That the decision on the disposition of the funds in question rests with Attorney General William P. Barr rather than the U.S. State Department of State is comforting. Barr is someone for whom, criticism from the left notwithstanding, the rule of law matters. And he’s shown he can swing the hammer hard when he wants to.
Before deciding what to do, Barr should look at a similar case involving the Justice Department, which is refusing to hand over $100 million in stolen, laundered money it says can be traced back to Atiku Bagudu, the current governor of Nigeria’s Kebbi State and a prominent member of Buhari’s ruling APC party. In recent U.S. court filings, Nigeria asserted a 17-year-old deal could lead to the funds being given directly back to Bagudu. Another agreement, made by Buhari’s people in October 2018 would transfer a sizeable portion of an investment portfolio worth $155 million to Bagudu if it ever again came under Nigeria’s control.
Any agreement regarding the repatriation of these stolen assets must be carefully weighed against the escalating human rights violations and the corruption that persists throughout Nigeria. A detailed assessment is needed to determine whether the penalties allowed under the Global Magnitsky Act and Frank R. Wolf International Religious Freedom Act should be invoked to address the gross human rights violations spearheaded by President Buhari’s inner circle like those targeted at Christians and other religious minorities.

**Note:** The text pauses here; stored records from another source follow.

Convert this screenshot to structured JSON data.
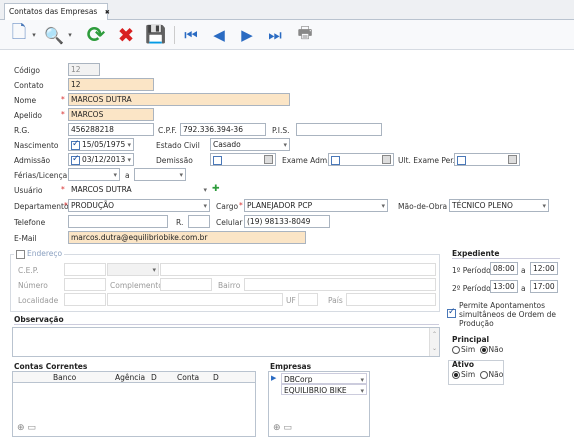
{
  "tab": {
    "title": "Contatos das Empresas",
    "close": "✖"
  },
  "toolbar": {
    "new": "🗋",
    "search": "🔍",
    "refresh": "⟳",
    "delete": "✖",
    "save": "💾",
    "first": "⏮",
    "prev": "◀",
    "next": "▶",
    "last": "⏭",
    "print": "🖶"
  },
  "form": {
    "codigo_label": "Código",
    "codigo": "12",
    "contato_label": "Contato",
    "contato": "12",
    "nome_label": "Nome",
    "nome": "MARCOS DUTRA",
    "apelido_label": "Apelido",
    "apelido": "MARCOS",
    "rg_label": "R.G.",
    "rg": "456288218",
    "cpf_label": "C.P.F.",
    "cpf": "792.336.394-36",
    "pis_label": "P.I.S.",
    "pis": "",
    "nasc_label": "Nascimento",
    "nasc": "15/05/1975",
    "estado_label": "Estado Civil",
    "estado": "Casado",
    "admissao_label": "Admissão",
    "admissao": "03/12/2013",
    "demissao_label": "Demissão",
    "exame_adm_label": "Exame Adm.",
    "ult_exame_label": "Ult. Exame Per.",
    "ferias_label": "Férias/Licença",
    "ferias_a": "a",
    "usuario_label": "Usuário",
    "usuario": "MARCOS DUTRA",
    "usuario_add": "✚",
    "depto_label": "Departamento",
    "depto": "PRODUÇÃO",
    "cargo_label": "Cargo",
    "cargo": "PLANEJADOR PCP",
    "mao_label": "Mão-de-Obra",
    "mao": "TÉCNICO PLENO",
    "telefone_label": "Telefone",
    "telefone": "",
    "ramal_label": "R.",
    "ramal": "",
    "celular_label": "Celular",
    "celular": "(19) 98133-8049",
    "email_label": "E-Mail",
    "email": "marcos.dutra@equilibriobike.com.br"
  },
  "endereco": {
    "title": "Endereço",
    "cep_label": "C.E.P.",
    "numero_label": "Número",
    "complemento_label": "Complemento",
    "bairro_label": "Bairro",
    "localidade_label": "Localidade",
    "uf_label": "UF",
    "pais_label": "País"
  },
  "expediente": {
    "title": "Expediente",
    "p1_label": "1º Período",
    "p1_start": "08:00",
    "p1_sep": "a",
    "p1_end": "12:00",
    "p2_label": "2º Período",
    "p2_start": "13:00",
    "p2_sep": "a",
    "p2_end": "17:00"
  },
  "permite": "Permite Apontamentos simultâneos de Ordem de Produção",
  "principal": {
    "title": "Principal",
    "sim": "Sim",
    "nao": "Não"
  },
  "ativo": {
    "title": "Ativo",
    "sim": "Sim",
    "nao": "Não"
  },
  "observacao": {
    "title": "Observação"
  },
  "contas": {
    "title": "Contas Correntes",
    "cols": [
      "Banco",
      "Agência",
      "D",
      "Conta",
      "D"
    ]
  },
  "empresas": {
    "title": "Empresas",
    "items": [
      "DBCorp",
      "EQUILIBRIO BIKE"
    ]
  },
  "colors": {
    "accent": "#1b4f9c",
    "required": "#fbe5c6",
    "delete": "#d82020",
    "refresh": "#2e9c3c"
  }
}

Attorney General Barr and the U.S. government have a powerful lever to use to move the Nigerians toward getting their act together. They should do so forthwith. The U.S. must uphold the rule of law to stop the persecution and send a signal to the Nigerian Government that human rights are essential and violations of such will be to the detriment of any strong government-to-government relationship.
By Shawn Macomber • Lawfare Tyranny

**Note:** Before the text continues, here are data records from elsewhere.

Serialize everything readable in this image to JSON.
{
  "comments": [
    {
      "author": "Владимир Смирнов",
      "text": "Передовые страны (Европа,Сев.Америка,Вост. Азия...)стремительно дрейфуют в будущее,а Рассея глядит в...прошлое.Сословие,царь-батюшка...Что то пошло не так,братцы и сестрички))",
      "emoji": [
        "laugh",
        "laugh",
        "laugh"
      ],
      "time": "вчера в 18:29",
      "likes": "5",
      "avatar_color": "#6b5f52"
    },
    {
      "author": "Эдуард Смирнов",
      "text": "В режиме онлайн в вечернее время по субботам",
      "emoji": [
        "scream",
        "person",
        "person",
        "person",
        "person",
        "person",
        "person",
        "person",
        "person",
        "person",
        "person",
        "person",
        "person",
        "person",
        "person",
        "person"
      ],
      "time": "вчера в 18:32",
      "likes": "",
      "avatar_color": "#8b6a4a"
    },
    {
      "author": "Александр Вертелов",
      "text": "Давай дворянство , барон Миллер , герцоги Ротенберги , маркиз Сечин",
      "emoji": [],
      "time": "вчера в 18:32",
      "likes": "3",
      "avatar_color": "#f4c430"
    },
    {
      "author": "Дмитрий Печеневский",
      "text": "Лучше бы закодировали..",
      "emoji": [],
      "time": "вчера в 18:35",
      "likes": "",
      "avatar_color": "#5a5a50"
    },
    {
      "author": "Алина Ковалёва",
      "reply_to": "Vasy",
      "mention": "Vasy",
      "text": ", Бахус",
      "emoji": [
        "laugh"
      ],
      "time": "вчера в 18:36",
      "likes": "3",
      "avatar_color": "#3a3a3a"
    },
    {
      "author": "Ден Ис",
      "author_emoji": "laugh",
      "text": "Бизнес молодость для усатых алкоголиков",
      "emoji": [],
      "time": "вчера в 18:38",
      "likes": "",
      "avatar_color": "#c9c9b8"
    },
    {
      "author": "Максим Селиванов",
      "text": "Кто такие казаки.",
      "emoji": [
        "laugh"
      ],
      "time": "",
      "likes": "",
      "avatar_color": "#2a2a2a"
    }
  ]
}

In a scathing, disquieting op-ed marking the one year anniversary of the abduction of 276 Nigerian schoolgirls by Boko Haram terrorists Global Justice Center President Janet Benshoof pulls no punches:
As I write this, the Chibok schoolgirls have been enduring lives of daily terror and torture, including rape, forced marriage and conversion to Islam, forced pregnancy and sexual slavery, for 365 days. Compare that to the search for the 239 passengers lost on Malaysian Airlines Flight 370, which disappeared about the same time. Immediately, a multinational effort was launched, costing tens of millions of dollars. The world’s most sophisticated technology was deployed to scour the ocean floor three miles deep. Active search efforts continue today.

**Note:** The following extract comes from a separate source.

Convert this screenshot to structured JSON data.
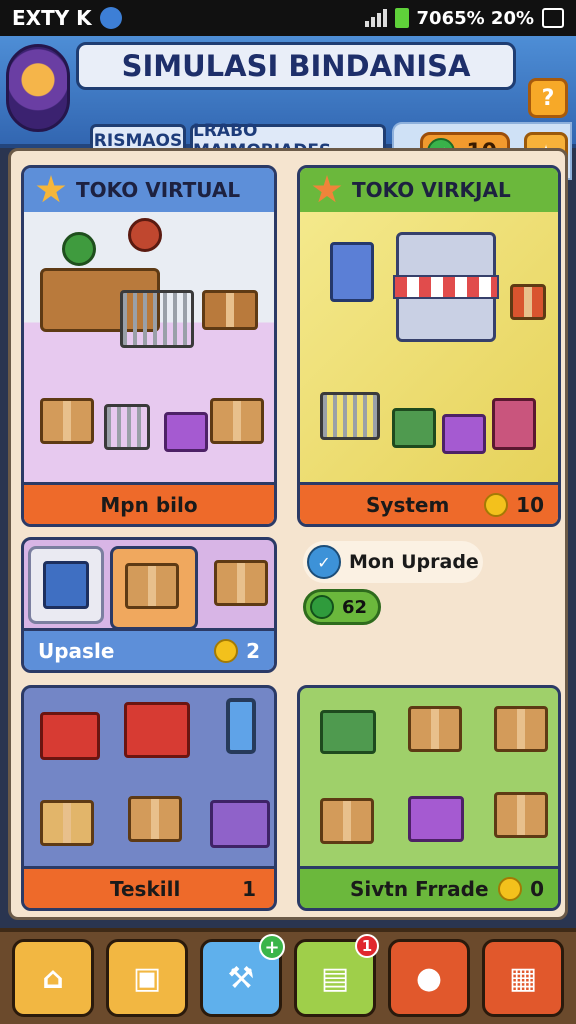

So, what does this say? It demonstrates the gulf between global concern about women and the political will to do something about it.
Benshoof goes on to make a convincing case for categorizing recent depravities by Boko Haram as genocide.
Alas, her plan of action leaves much to be desired:
Despite its string of spectacular atrocities, Boko Haram is but a superficial byproduct of the deeply flawed Nigerian state. Nigeria is ridden with fatal fissures that ultimately may splinter Africa’s most populous and richest country.
Like mid-19th century America, Nigeria hosts two civilizations: one secular-modern, the other religious-traditional. Moreover, this dichotomy is defined by two separate systems of law. After Nigeria jettisoned its British colonial influenced parliamentary system in 1979, it adopted a U.S.-style constitution. It established a presidency and a federalist state structure, crafted to encourage the development of a liberal-democratic secular society and capitalist economy. Unfortunately for Nigeria, in 1999, the central government in Lagos bowed to clerical pressure and alleged popular demand, authorizing the implementation of Islamic Sharia as the primary legal code for its Muslim majority states. Continue reading